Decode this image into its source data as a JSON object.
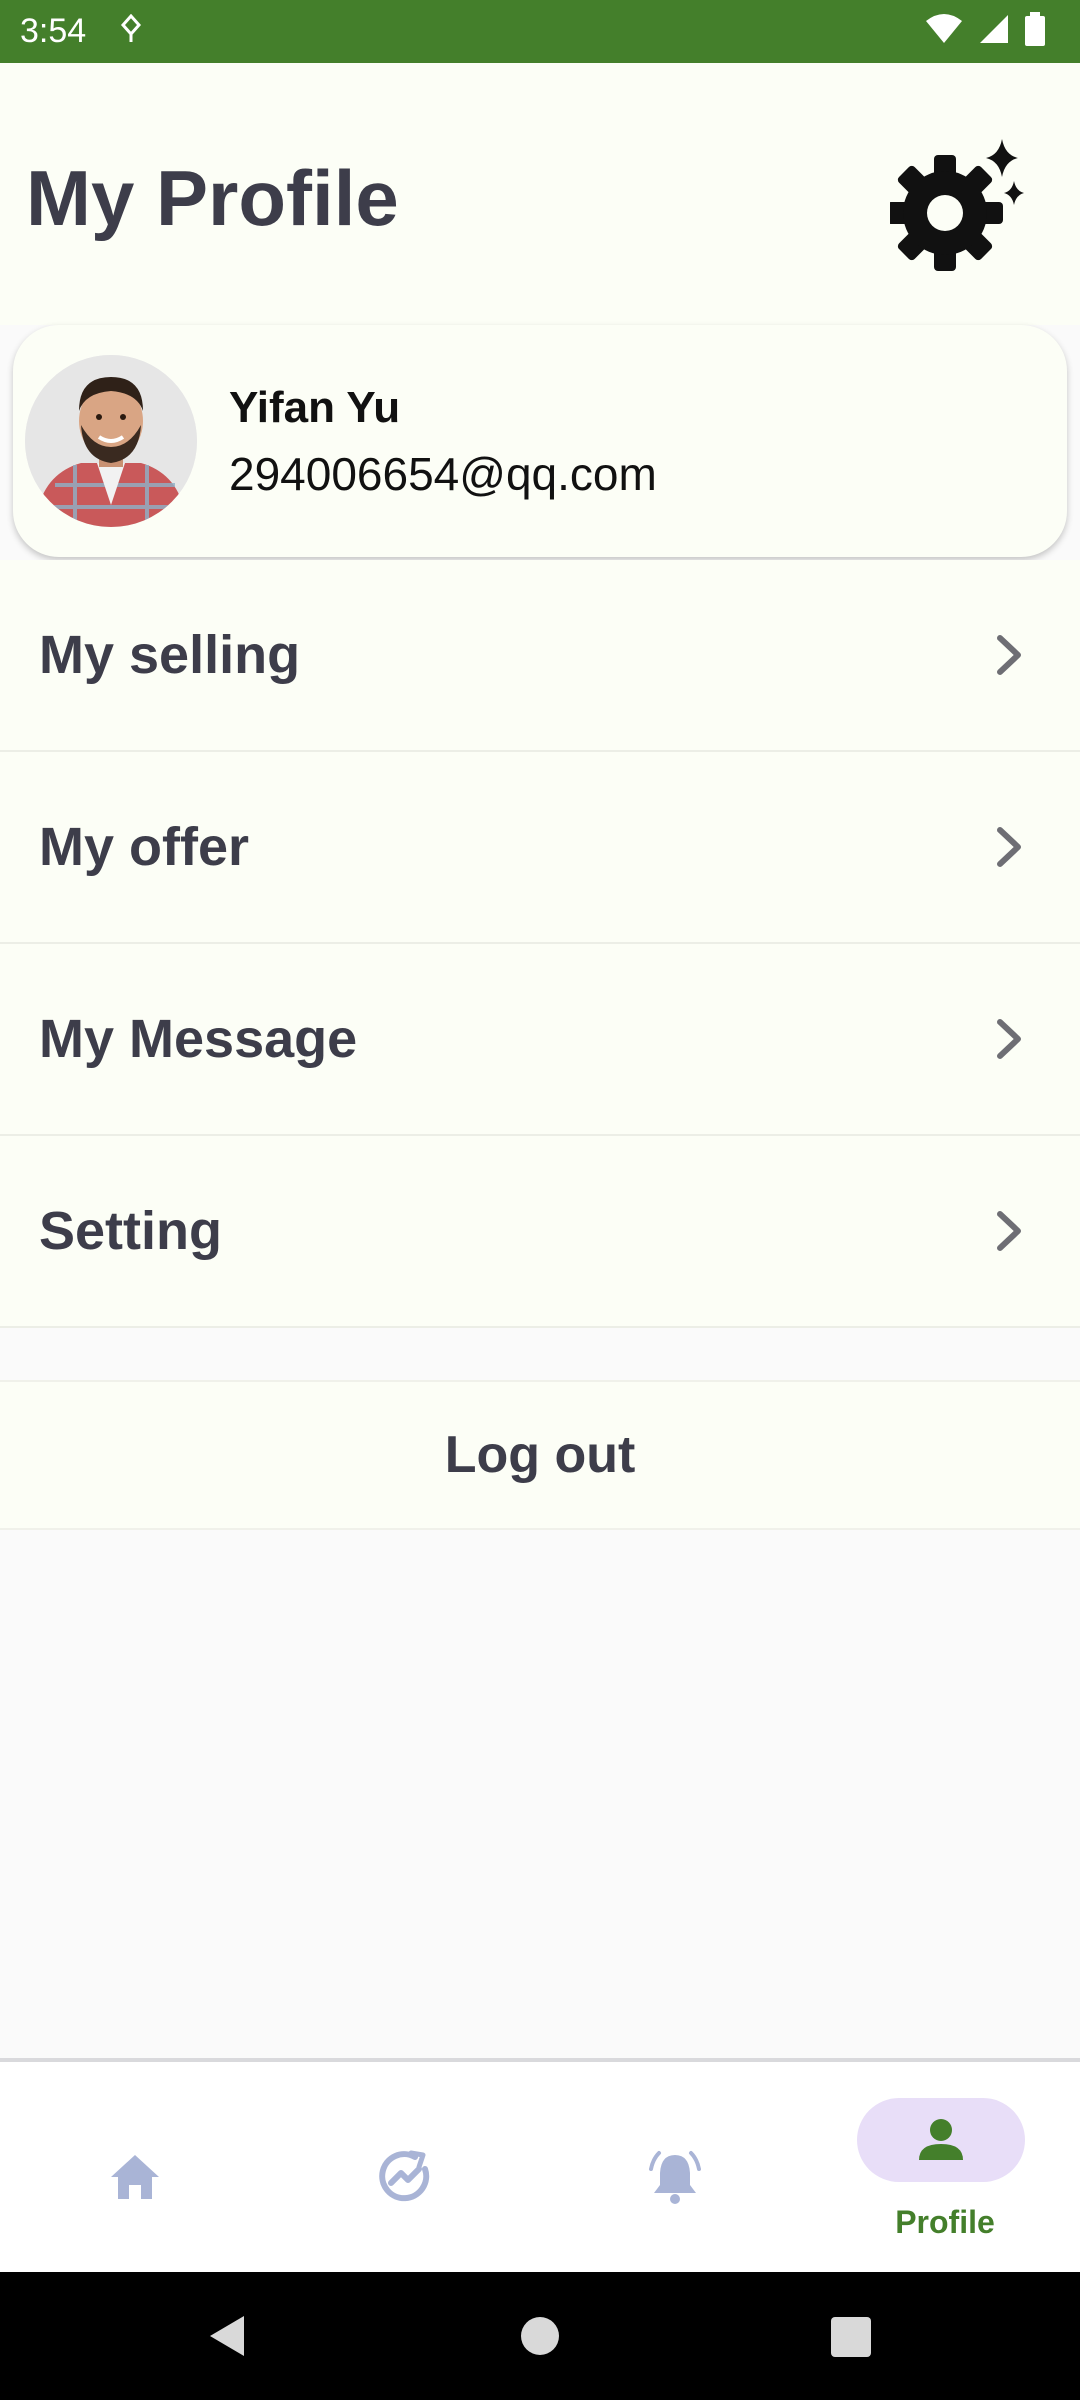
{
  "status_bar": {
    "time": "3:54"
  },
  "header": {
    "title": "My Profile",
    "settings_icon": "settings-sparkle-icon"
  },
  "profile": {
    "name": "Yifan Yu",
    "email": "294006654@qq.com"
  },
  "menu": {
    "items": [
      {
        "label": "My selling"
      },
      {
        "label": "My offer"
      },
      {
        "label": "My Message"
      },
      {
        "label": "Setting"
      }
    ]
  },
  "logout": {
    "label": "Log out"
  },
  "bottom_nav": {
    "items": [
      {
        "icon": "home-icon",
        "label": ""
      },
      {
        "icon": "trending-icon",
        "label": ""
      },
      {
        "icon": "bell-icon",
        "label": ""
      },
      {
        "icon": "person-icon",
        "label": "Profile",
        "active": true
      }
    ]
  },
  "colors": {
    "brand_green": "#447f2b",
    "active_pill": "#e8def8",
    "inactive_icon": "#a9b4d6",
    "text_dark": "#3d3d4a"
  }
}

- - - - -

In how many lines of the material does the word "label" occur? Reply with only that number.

* SOLUTION TO THE PROBLEM
9